Math Circle Resources
We would like to share some of the valuable resources we have found over the years of teaching our math circles.
Internet Resources
Books
Prime Factor Materials
Internet Resources

National
Association of Mathematical Circles site contains an extensive
and frequently updated collection of mathematical circles lessons
and problems. The site also offers information on administrative and
organizational aspects of running a circle. (Most of it comes from
the “Circle in a Box” book by Sam Vandervelde.) In
addition, you can find a comprehensive list of existing math circles
and their web sites.

Berkeley Math Circle
archives.

Los Angeles Math Circle
archives.

Art of Inquiry
 materials from a math and reasoning circle in Rockville, MD.

Mathematical Circles Topics
 a site of a mathematician and math circles enthusiast Tom Davis
that contains multiple topicbytopic handouts with lectures and problems.
Books and Publications
A lot of great books on the topic have already been published by AMS (American Mathematical Society) and MSRI (Mathematical Sciences Research Institute) in their "Mathematical Circles Library" series, and more books are to come.

For grades 9 and above:
"A Decade of the Berkley Math Circle" by Zvezdelina Stankova, and "Moscow Mathematical Olympiads" by Ivan
Yashchenko et al. Stankova's book contains both theoretical
presentations and problem sets on a variety of topics. "Moscow Math Olympiads"
contains problems sets and solutions.

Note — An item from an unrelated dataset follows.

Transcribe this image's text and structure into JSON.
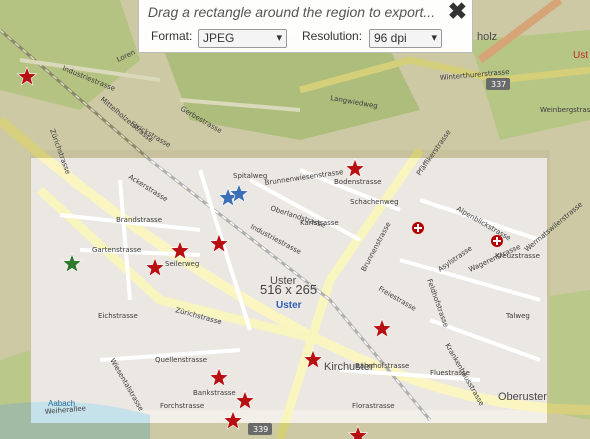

For grades 79:
"Math Circle DaytoDay" by Ivan Dorichenko.
This book is a collection of daybyday sets of problems from a Moscow Math Circle.

For grades 69:
"Mathematical Circles (Russian Experience)" by
Genkin, Fomin, Itenberg. This excellent book contains a great
collection of materials in all the main areas of "extracurricular
mathematics." Each topic comes with theoretical explanations,
methodological remarks for teachers, and collections of problems. This book is our
favorite. Some "lighter" topics in the book, such as Construction
Problems, Pigeonhole principle, and Strategic Games, can be used for
teaching in a youngergrade circle. Others, like Induction and
Advanced Divisibility, can be taught in a circle with older
students.

For Grades 57:
"A First Year of Mathematical Circle" by Anna Burago contains
a complete weekbyweek collection of
math circle materials. The materials include lectures to be
presented in class, sets of problems to work on,
and the contests, games and tournaments to play with the students. The book is
to be published by AMS in 2013. The book is based on the Prime Factor
curriculum.

For younger students:
" Math from Three to Seven: The Story of a Mathematical Circle for Preschoolers" by Alexander Zvonkin.
This captivating book is a detailed journal of a professional mathematician
leading a math circle for preschoolers in his
apartment in Moscow in the 1980s. The book is both informational
and inspirational. The majority of the topics introduced
in the book can be used in earlyelementary math circles. The
book inspires the reader to rethink the traditional assumptions
about math topics that can be taught to younger children.
It also offer new and effective approaches to present these
topics.
Another great publisher of books that can be used in mathematical circles is the
Art of Problem Solving.
Check their web site for the full selection.
Also, archives of the
Math Kangaroo competition can serve as a good source of interesting and
creative problems.
Prime Factor Math Circles resources
Our "Archives" section contains our curriculum and some of our problem sets. We would also like to recommend that you check the games and
tournaments section of this web site.
Prime Factor Math Circle is a nonprofit organization. The
goal of Prime Factor is to engage school children in the world of
extracurricular mathematics with the purpose of developing their math
knowledge, problem solving skills and creative thinking abilities. We have a
lot of plans and ideas how to grow and expand. We welcome donations and we will put
them to a good use.